“We fell short of what our guests deserve and what we expect of ourselves. We are doing everything we can to support our guests, and using lessons learned to be better moving forward.”
Arne Sorenson, Marriott’s President and Chief Executive Officer
Marriot’s recently announced data security breach is a lesson in cybersecurity for all.
The organization’s challenge to address what happened, restore credibility, and take swift action to prevent another breach should be a wake-up call for any enterprise, in any industry.
Early details suggest that encryption keys were stolen along with credit card information. What’s even more disturbing is Starwood’s inadequate encryption key management policies and practices – the absence of breach detection (and the fact that it has been going on for four years under Starwood) is nothing short of alarming.
There’s no doubt that Marriott International has established policies and procedures designed to protect data and detect malicious anomalies. This breach on Starwood’s data suggests either an internally-initiated cyberattack or one that occurred as a result of hijacking elevated credentials of a user.
While distressing, this incident serves as a reminder that today’s security is at the heart of every digital business.
1. Common Sense Data Storage
Lesson one: payment information should never be stored alongside non-payment data.
The best analogy is storing your keys, passport and money side-by-side when you travel. You’re increasing the likelihood that everything that’s really important could be stolen in one shot.
If best practices were not used by Starwood to properly store and protect the encryption keys, then this could be a much larger breach than what was originally reported.
2. Due Diligence is More Than Just Accounting
Marriott acquired the Starwood brand in 2016. The fact that this breach has been ongoing since 2014 suggests that the issue was not uncovered during the M&A process.
Starwood was a large enough brand on its own to have a mature digital security process in place.
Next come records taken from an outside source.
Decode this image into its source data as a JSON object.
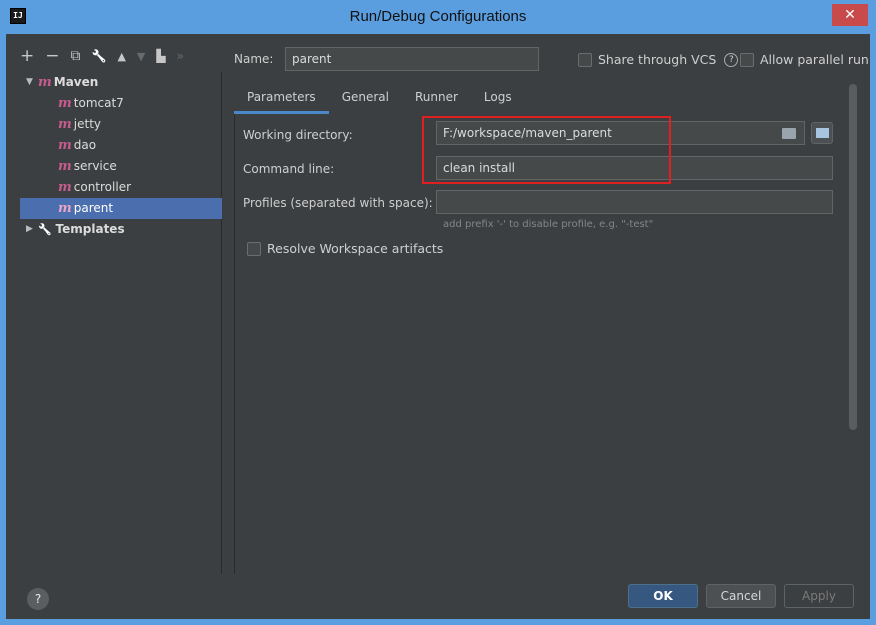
{
  "window": {
    "title": "Run/Debug Configurations",
    "app_icon": "IJ",
    "close_glyph": "✕"
  },
  "toolbar": {
    "add": "+",
    "remove": "−",
    "copy": "⧉",
    "edit": "🔧",
    "up": "▲",
    "down": "▼",
    "folder": "▙",
    "more": "»"
  },
  "tree": {
    "maven": {
      "label": "Maven",
      "arrow": "▼"
    },
    "items": [
      {
        "label": "tomcat7"
      },
      {
        "label": "jetty"
      },
      {
        "label": "dao"
      },
      {
        "label": "service"
      },
      {
        "label": "controller"
      },
      {
        "label": "parent"
      }
    ],
    "templates": {
      "label": "Templates",
      "arrow": "▶",
      "icon": "🔧"
    },
    "m_glyph": "m"
  },
  "form": {
    "name_label": "Name:",
    "name_value": "parent",
    "share_label": "Share through VCS",
    "help_glyph": "?",
    "allow_label": "Allow parallel run"
  },
  "tabs": [
    {
      "label": "Parameters"
    },
    {
      "label": "General"
    },
    {
      "label": "Runner"
    },
    {
      "label": "Logs"
    }
  ],
  "params": {
    "working_dir_label": "Working directory:",
    "working_dir_value": "F:/workspace/maven_parent",
    "command_line_label": "Command line:",
    "command_line_value": "clean install",
    "profiles_label": "Profiles (separated with space):",
    "profiles_value": "",
    "profiles_hint": "add prefix '-' to disable profile, e.g. \"-test\"",
    "resolve_label": "Resolve Workspace artifacts"
  },
  "buttons": {
    "ok": "OK",
    "cancel": "Cancel",
    "apply": "Apply",
    "help": "?"
  },
  "colors": {
    "accent": "#4a88c7",
    "selection": "#4b6eaf",
    "highlight": "#e02020",
    "maven": "#c65c8e"
  }
}
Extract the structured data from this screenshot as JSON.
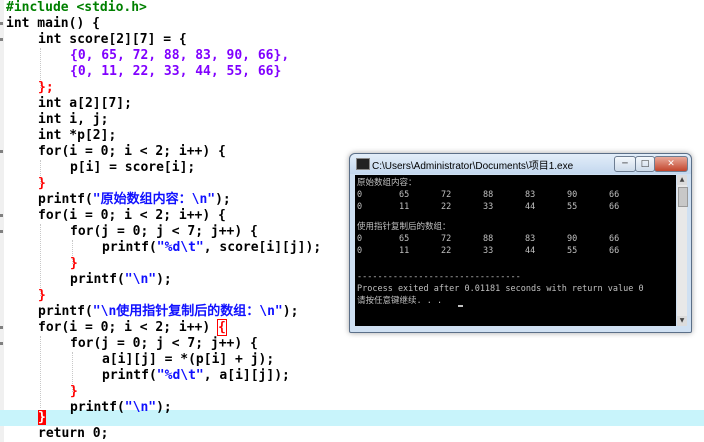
{
  "editor": {
    "lines": {
      "l1": "#include <stdio.h>",
      "l2a": "int",
      "l2b": " main() {",
      "l3a": "int",
      "l3b": " score[2][7] = {",
      "l4": "{0, 65, 72, 88, 83, 90, 66},",
      "l5": "{0, 11, 22, 33, 44, 55, 66}",
      "l6": "};",
      "l7a": "int",
      "l7b": " a[2][7];",
      "l8a": "int",
      "l8b": " i, j;",
      "l9a": "int",
      "l9b": " *p[2];",
      "l10a": "for",
      "l10b": "(i = 0; i < 2; i++) {",
      "l11": "p[i] = score[i];",
      "l12": "}",
      "l13a": "printf(",
      "l13b": "\"原始数组内容：\\n\"",
      "l13c": ");",
      "l14a": "for",
      "l14b": "(i = 0; i < 2; i++) {",
      "l15a": "for",
      "l15b": "(j = 0; j < 7; j++) {",
      "l16a": "printf(",
      "l16b": "\"%d\\t\"",
      "l16c": ", score[i][j]);",
      "l17": "}",
      "l18a": "printf(",
      "l18b": "\"\\n\"",
      "l18c": ");",
      "l19": "}",
      "l20a": "printf(",
      "l20b": "\"\\n使用指针复制后的数组：\\n\"",
      "l20c": ");",
      "l21a": "for",
      "l21b": "(i = 0; i < 2; i++) ",
      "l21c": "{",
      "l22a": "for",
      "l22b": "(j = 0; j < 7; j++) {",
      "l23": "a[i][j] = *(p[i] + j);",
      "l24a": "printf(",
      "l24b": "\"%d\\t\"",
      "l24c": ", a[i][j]);",
      "l25": "}",
      "l26a": "printf(",
      "l26b": "\"\\n\"",
      "l26c": ");",
      "l27": "}",
      "l28a": "return",
      "l28b": " 0;"
    }
  },
  "console": {
    "title": "C:\\Users\\Administrator\\Documents\\项目1.exe",
    "buttons": {
      "minimize": "─",
      "maximize": "□",
      "close": "✕"
    },
    "heading1": "原始数组内容：",
    "row1": [
      "0",
      "65",
      "72",
      "88",
      "83",
      "90",
      "66"
    ],
    "row2": [
      "0",
      "11",
      "22",
      "33",
      "44",
      "55",
      "66"
    ],
    "heading2": "使用指针复制后的数组：",
    "row3": [
      "0",
      "65",
      "72",
      "88",
      "83",
      "90",
      "66"
    ],
    "row4": [
      "0",
      "11",
      "22",
      "33",
      "44",
      "55",
      "66"
    ],
    "divider": "--------------------------------",
    "exit_msg": "Process exited after 0.01181 seconds with return value 0",
    "continue_msg": "请按任意键继续. . ."
  },
  "colors": {
    "keyword": "#000000",
    "preprocessor": "#008000",
    "number": "#8000ff",
    "string": "#1010ff",
    "symbol": "#ff0000",
    "current_line": "#c8f4fb",
    "console_bg": "#000000",
    "console_text": "#c0c0c0"
  }
}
Were red flags missed? Were security gaps not known to Starwood?
Or, perhaps, was digital security was not even addressed at the time of the acquisition?
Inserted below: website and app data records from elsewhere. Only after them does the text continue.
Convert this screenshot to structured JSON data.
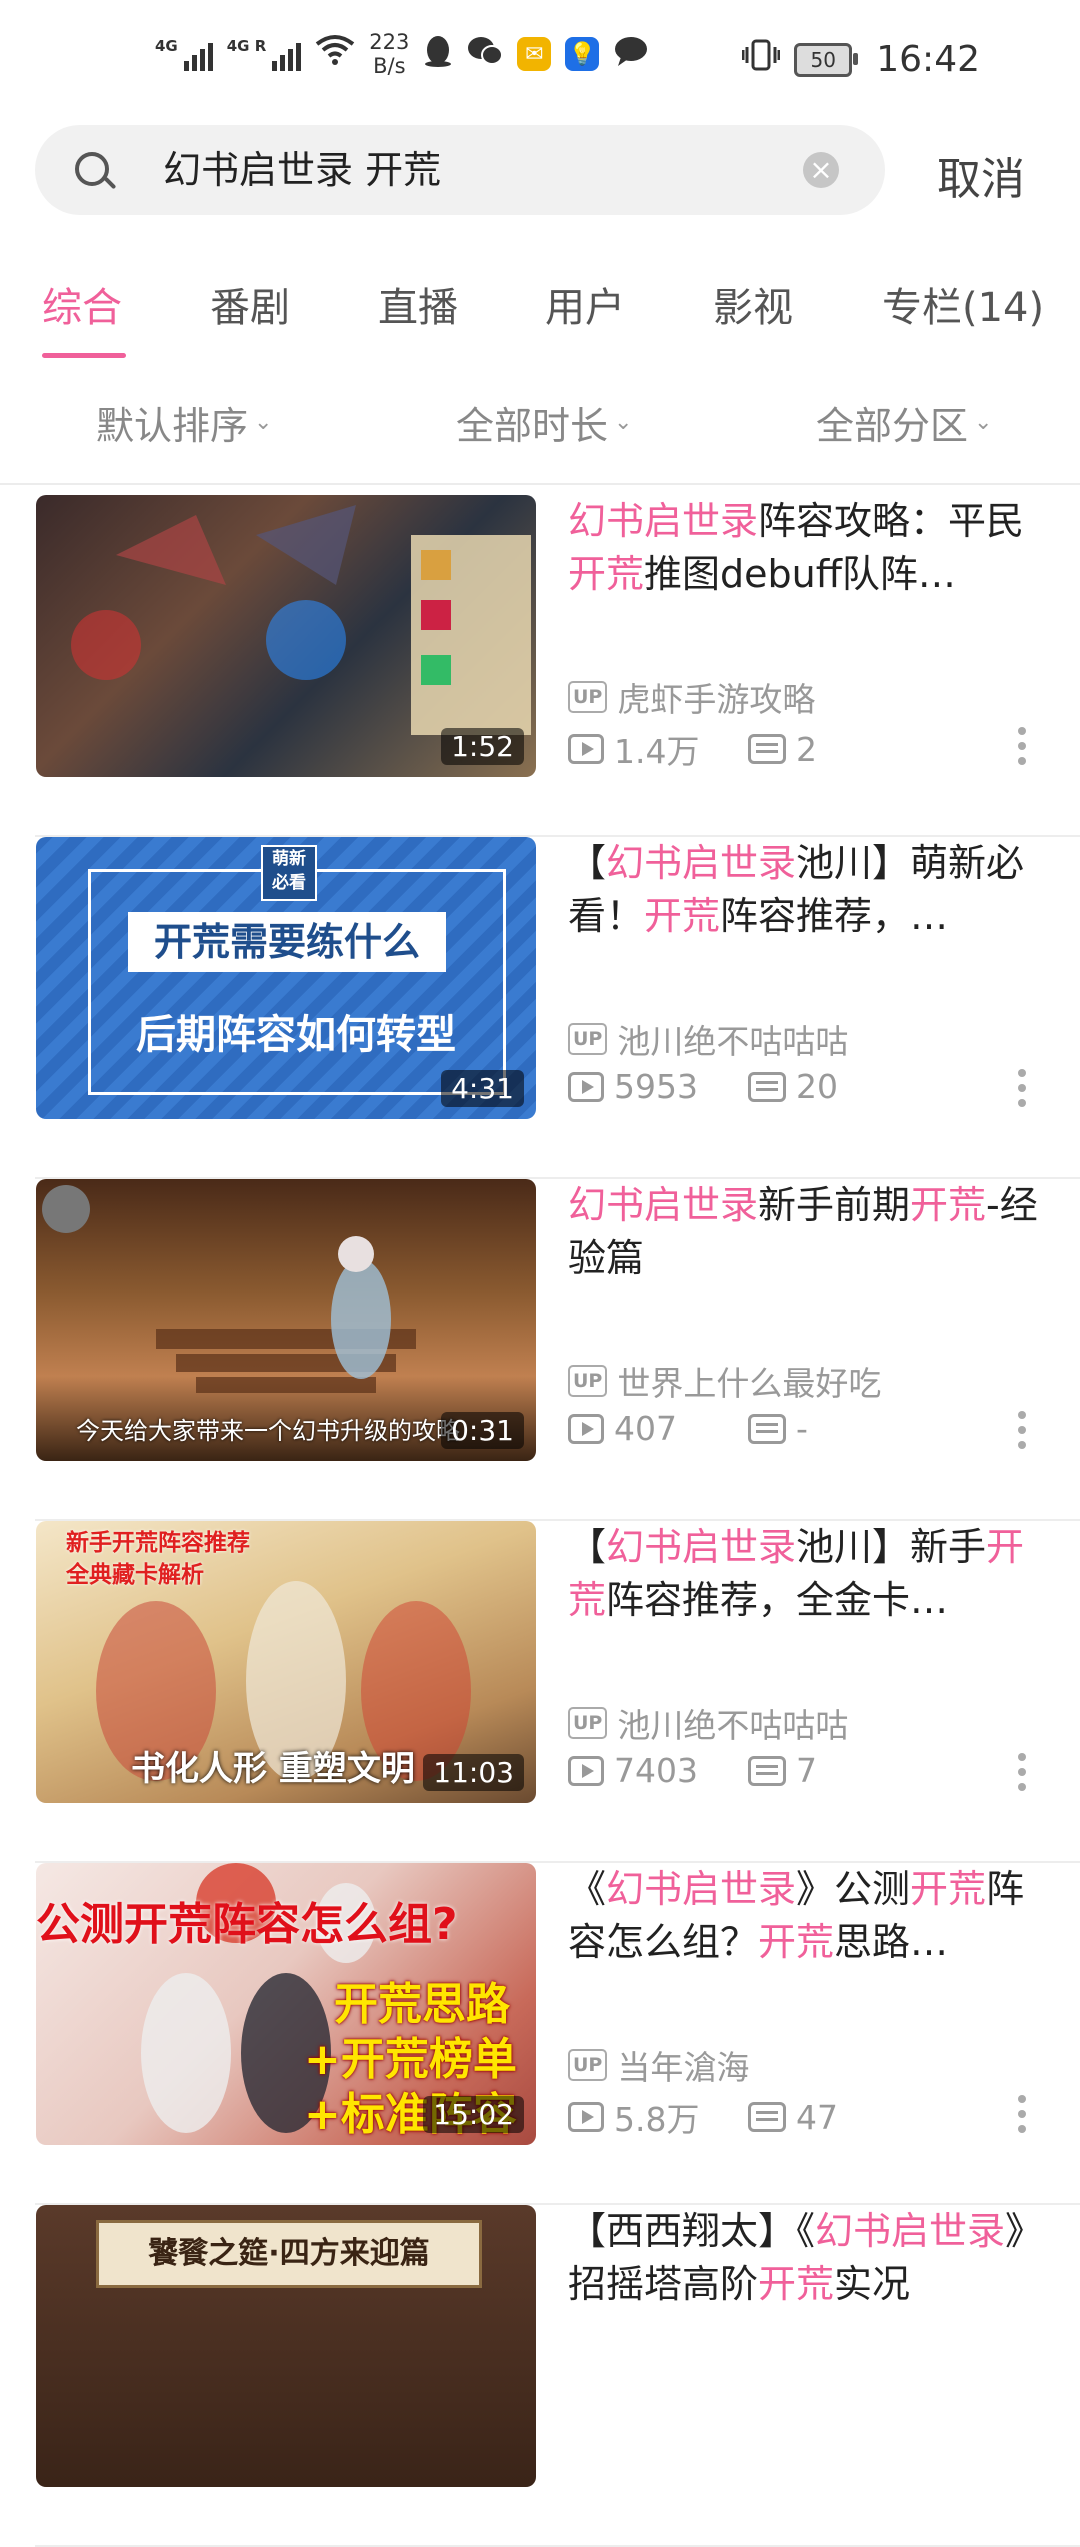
{
  "status_bar": {
    "net1": "4G",
    "net2": "4G R",
    "speed_value": "223",
    "speed_unit": "B/s",
    "battery": "50",
    "time": "16:42"
  },
  "search": {
    "query": "幻书启世录 开荒",
    "cancel": "取消"
  },
  "tabs": [
    "综合",
    "番剧",
    "直播",
    "用户",
    "影视",
    "专栏(14)"
  ],
  "filters": [
    "默认排序",
    "全部时长",
    "全部分区"
  ],
  "videos": [
    {
      "title": [
        {
          "t": "幻书启世录",
          "hl": true
        },
        {
          "t": "阵容攻略：平民",
          "hl": false
        },
        {
          "t": "开荒",
          "hl": true
        },
        {
          "t": "推图debuff队阵…",
          "hl": false
        }
      ],
      "duration": "1:52",
      "uploader": "虎虾手游攻略",
      "views": "1.4万",
      "danmaku": "2",
      "thumb_text": []
    },
    {
      "title": [
        {
          "t": "【",
          "hl": false
        },
        {
          "t": "幻书启世录",
          "hl": true
        },
        {
          "t": "池川】萌新必看！",
          "hl": false
        },
        {
          "t": "开荒",
          "hl": true
        },
        {
          "t": "阵容推荐，…",
          "hl": false
        }
      ],
      "duration": "4:31",
      "uploader": "池川绝不咕咕咕",
      "views": "5953",
      "danmaku": "20",
      "thumb_text": [
        "萌新",
        "必看",
        "开荒需要练什么",
        "后期阵容如何转型"
      ]
    },
    {
      "title": [
        {
          "t": "幻书启世录",
          "hl": true
        },
        {
          "t": "新手前期",
          "hl": false
        },
        {
          "t": "开荒",
          "hl": true
        },
        {
          "t": "-经验篇",
          "hl": false
        }
      ],
      "duration": "0:31",
      "uploader": "世界上什么最好吃",
      "views": "407",
      "danmaku": "-",
      "thumb_text": [
        "今天给大家带来一个幻书升级的攻略"
      ]
    },
    {
      "title": [
        {
          "t": "【",
          "hl": false
        },
        {
          "t": "幻书启世录",
          "hl": true
        },
        {
          "t": "池川】新手",
          "hl": false
        },
        {
          "t": "开荒",
          "hl": true
        },
        {
          "t": "阵容推荐，全金卡…",
          "hl": false
        }
      ],
      "duration": "11:03",
      "uploader": "池川绝不咕咕咕",
      "views": "7403",
      "danmaku": "7",
      "thumb_text": [
        "新手开荒阵容推荐",
        "全典藏卡解析",
        "书化人形 重塑文明"
      ]
    },
    {
      "title": [
        {
          "t": "《",
          "hl": false
        },
        {
          "t": "幻书启世录",
          "hl": true
        },
        {
          "t": "》公测",
          "hl": false
        },
        {
          "t": "开荒",
          "hl": true
        },
        {
          "t": "阵容怎么组？",
          "hl": false
        },
        {
          "t": "开荒",
          "hl": true
        },
        {
          "t": "思路…",
          "hl": false
        }
      ],
      "duration": "15:02",
      "uploader": "当年滄海",
      "views": "5.8万",
      "danmaku": "47",
      "thumb_text": [
        "公测开荒阵容怎么组?",
        "开荒思路",
        "+开荒榜单",
        "+标准阵容"
      ]
    },
    {
      "title": [
        {
          "t": "【西西翔太】《",
          "hl": false
        },
        {
          "t": "幻书启世录",
          "hl": true
        },
        {
          "t": "》招摇塔高阶",
          "hl": false
        },
        {
          "t": "开荒",
          "hl": true
        },
        {
          "t": "实况",
          "hl": false
        }
      ],
      "duration": "",
      "uploader": "",
      "views": "",
      "danmaku": "",
      "thumb_text": [
        "饕餮之筵·四方来迎篇"
      ]
    }
  ],
  "colors": {
    "accent": "#f0609a",
    "text": "#222222",
    "muted": "#999999"
  }
}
Understanding a company’s current-state digital security program () is critical to ensuring you’re not overpaying for a company that hasn’t invested enough in risk mitigation.
Compliance is a big part of vetting asset quality and liability during a business combination. Security rigor should play a role
3. Get Ready for Even More Regulatory Compliance & Complexity
There are lots of best practices and guidelines for companies to consider when planning for and implementing digital security practices.
But these concepts don’t ensure compliance; regulations do.
Organizations will undoubtedly start to face increasing scrutiny and potential audits over how digital security keys are managed. Asserting that data needs to be encrypted or defining what algorithms should be used will no longer be sufficient.
Companies need to be ready to prove that keys are being effectively managed and securely stored, from cradle to grave and at all times in between. Compliance organizations and standard bodies will start looking to add this criteria and companies will need to be ready to respond when new standards are introduced.
Additionally, this incident has all the right elements to become the poster-child case for GDPR. Marriott is an international company and has a significant EU operations base.
Beyond financial penalties, the fallout could drive even greater restrictions and impact privacy regulations & future legislation in the US.
4. Brand Credibility is Everything
Crisis management is something you plan for, but you never really know what it’s going to look like until something happens.
The Marriott brand has been around since 1927, transforming into the hotel brand it is today in 1957. It has spent decades building a reputation of trust that in just a few moments has taken a hit.
Only time will tell how quickly patrons will forgive. It’s unlikely that they’ll ever forget.
Lawsuits, government intervention, customer mistrust … and don’t forget they’ve got a credit card division, too. Marriott will be in the news for years to come, reminding us over and over again of the strife they suffered by a potentially lackluster digital security program.
5. 'Personal Data' is Just That: Personal
Companies are using data to personalize customer experiences. And it works…when the data is gathered with consent and the customer has demonstrated some level of interest.
Think about how deep this goes – the data these hackers have goes beyond buying preferences.
It could include where these travelers have been, what rooms they like, what food they’ve eaten, names and data of other family members who have traveled with them. Birthdays, passwords, even patterns of when someone travels for business and is away from home. From a national security perspective, passport numbers and other information could be sold to adversarial nations.
It sounds far-fetched, but this new world we’re living in has threats we’re not even aware of yet.
This breach could have happened to any company. Cyber attackers are getting more and more sophisticated, and it’s impossible to foresee coming threats and prevent all breaches – but there are steps to take to make it harder, like ensuring every asset is covered by a digital identity, and the devices you’re investing in have security incorporated into the design.
Investing in the right things can reduce the likelihood of a breach while also reducing the negative impact of them when they happen.